* About this task *
In full and without change, return each entry.

[Dataset rows describing interfaces]

- - - - -

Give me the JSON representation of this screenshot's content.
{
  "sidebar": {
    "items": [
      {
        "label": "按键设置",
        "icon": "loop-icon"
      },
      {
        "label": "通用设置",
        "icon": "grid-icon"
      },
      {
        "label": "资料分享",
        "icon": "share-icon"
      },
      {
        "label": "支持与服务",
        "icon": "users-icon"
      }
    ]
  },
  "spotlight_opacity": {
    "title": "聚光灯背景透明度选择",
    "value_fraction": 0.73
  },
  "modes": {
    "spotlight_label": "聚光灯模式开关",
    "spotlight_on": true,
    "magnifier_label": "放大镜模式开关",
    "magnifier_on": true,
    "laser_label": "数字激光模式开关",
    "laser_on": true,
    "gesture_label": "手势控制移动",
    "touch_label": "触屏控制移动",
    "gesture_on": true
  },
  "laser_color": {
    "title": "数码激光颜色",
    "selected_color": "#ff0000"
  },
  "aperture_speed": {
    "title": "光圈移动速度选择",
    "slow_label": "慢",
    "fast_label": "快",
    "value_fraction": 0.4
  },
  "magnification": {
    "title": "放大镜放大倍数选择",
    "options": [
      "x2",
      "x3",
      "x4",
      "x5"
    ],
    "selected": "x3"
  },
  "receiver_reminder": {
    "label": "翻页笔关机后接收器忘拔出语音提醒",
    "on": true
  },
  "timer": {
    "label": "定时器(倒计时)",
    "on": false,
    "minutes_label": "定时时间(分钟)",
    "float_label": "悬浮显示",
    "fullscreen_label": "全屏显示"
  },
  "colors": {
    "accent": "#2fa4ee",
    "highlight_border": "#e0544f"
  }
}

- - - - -

* Output for this exercise *
Give me the JSON representation of this screenshot's content.
{
  "sidebar": {
    "items": [
      {
        "label": "按键设置",
        "icon": "loop-icon"
      },
      {
        "label": "通用设置",
        "icon": "grid-icon"
      },
      {
        "label": "资料分享",
        "icon": "share-icon"
      },
      {
        "label": "支持与服务",
        "icon": "users-icon"
      }
    ]
  },
  "spotlight_opacity": {
    "title": "聚光灯背景透明度选择",
    "value_fraction": 0.73
  },
  "modes": {
    "spotlight_label": "聚光灯模式开关",
    "spotlight_on": true,
    "magnifier_label": "放大镜模式开关",
    "magnifier_on": true,
    "laser_label": "数字激光模式开关",
    "laser_on": true,
    "gesture_label": "手势控制移动",
    "touch_label": "触屏控制移动",
    "gesture_on": true
  },
  "laser_color": {
    "title": "数码激光颜色",
    "selected_color": "#ff0000"
  },
  "aperture_speed": {
    "title": "光圈移动速度选择",
    "slow_label": "慢",
    "fast_label": "快",
    "value_fraction": 0.4
  },
  "magnification": {
    "title": "放大镜放大倍数选择",
    "options": [
      "x2",
      "x3",
      "x4",
      "x5"
    ],
    "selected": "x3"
  },
  "receiver_reminder": {
    "label": "翻页笔关机后接收器忘拔出语音提醒",
    "on": true
  },
  "timer": {
    "label": "定时器(倒计时)",
    "on": false,
    "minutes_label": "定时时间(分钟)",
    "float_label": "悬浮显示",
    "fullscreen_label": "全屏显示"
  },
  "colors": {
    "accent": "#2fa4ee",
    "highlight_border": "#e0544f"
  }
}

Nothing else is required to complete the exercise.